#### [Work required]
Although the records contain pictures, only their text should be set down, exactly as written.

# # # # # # #

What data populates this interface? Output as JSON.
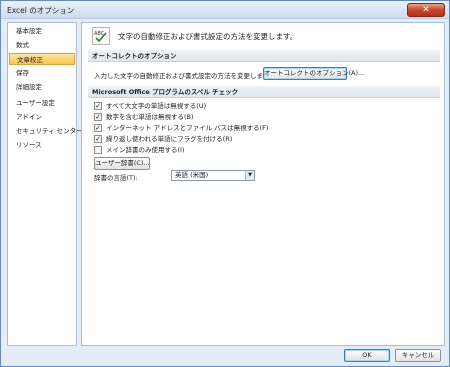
{
  "window": {
    "title": "Excel のオプション",
    "close_glyph": "✕"
  },
  "sidebar": {
    "items": [
      {
        "label": "基本設定",
        "active": false
      },
      {
        "label": "数式",
        "active": false
      },
      {
        "label": "文章校正",
        "active": true
      },
      {
        "label": "保存",
        "active": false
      },
      {
        "label": "詳細設定",
        "active": false
      },
      {
        "label": "ユーザー設定",
        "active": false
      },
      {
        "label": "アドイン",
        "active": false
      },
      {
        "label": "セキュリティ センター",
        "active": false
      },
      {
        "label": "リソース",
        "active": false
      }
    ]
  },
  "content": {
    "header_icon": "abc-spellcheck-icon",
    "header_text": "文字の自動修正および書式設定の方法を変更します。",
    "autocorrect": {
      "section_title": "オートコレクトのオプション",
      "description": "入力した文字の自動修正および書式設定の方法を変更します:",
      "button_label": "オートコレクトのオプション(A)..."
    },
    "spellcheck": {
      "section_title": "Microsoft Office プログラムのスペル チェック",
      "options": [
        {
          "label": "すべて大文字の単語は無視する(U)",
          "checked": true
        },
        {
          "label": "数字を含む単語は無視する(B)",
          "checked": true
        },
        {
          "label": "インターネット アドレスとファイル パスは無視する(F)",
          "checked": true
        },
        {
          "label": "繰り返し使われる単語にフラグを付ける(R)",
          "checked": true
        },
        {
          "label": "メイン辞書のみ使用する(I)",
          "checked": false
        }
      ],
      "custom_dict_button": "ユーザー辞書(C)...",
      "dictionary_language_label": "辞書の言語(T):",
      "dictionary_language_value": "英語 (米国)"
    }
  },
  "footer": {
    "ok_label": "OK",
    "cancel_label": "キャンセル"
  }
}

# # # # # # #

#### [Solution to the problem]
What data populates this interface? Output as JSON.
{
  "window": {
    "title": "Excel のオプション",
    "close_glyph": "✕"
  },
  "sidebar": {
    "items": [
      {
        "label": "基本設定",
        "active": false
      },
      {
        "label": "数式",
        "active": false
      },
      {
        "label": "文章校正",
        "active": true
      },
      {
        "label": "保存",
        "active": false
      },
      {
        "label": "詳細設定",
        "active": false
      },
      {
        "label": "ユーザー設定",
        "active": false
      },
      {
        "label": "アドイン",
        "active": false
      },
      {
        "label": "セキュリティ センター",
        "active": false
      },
      {
        "label": "リソース",
        "active": false
      }
    ]
  },
  "content": {
    "header_icon": "abc-spellcheck-icon",
    "header_text": "文字の自動修正および書式設定の方法を変更します。",
    "autocorrect": {
      "section_title": "オートコレクトのオプション",
      "description": "入力した文字の自動修正および書式設定の方法を変更します:",
      "button_label": "オートコレクトのオプション(A)..."
    },
    "spellcheck": {
      "section_title": "Microsoft Office プログラムのスペル チェック",
      "options": [
        {
          "label": "すべて大文字の単語は無視する(U)",
          "checked": true
        },
        {
          "label": "数字を含む単語は無視する(B)",
          "checked": true
        },
        {
          "label": "インターネット アドレスとファイル パスは無視する(F)",
          "checked": true
        },
        {
          "label": "繰り返し使われる単語にフラグを付ける(R)",
          "checked": true
        },
        {
          "label": "メイン辞書のみ使用する(I)",
          "checked": false
        }
      ],
      "custom_dict_button": "ユーザー辞書(C)...",
      "dictionary_language_label": "辞書の言語(T):",
      "dictionary_language_value": "英語 (米国)"
    }
  },
  "footer": {
    "ok_label": "OK",
    "cancel_label": "キャンセル"
  }
}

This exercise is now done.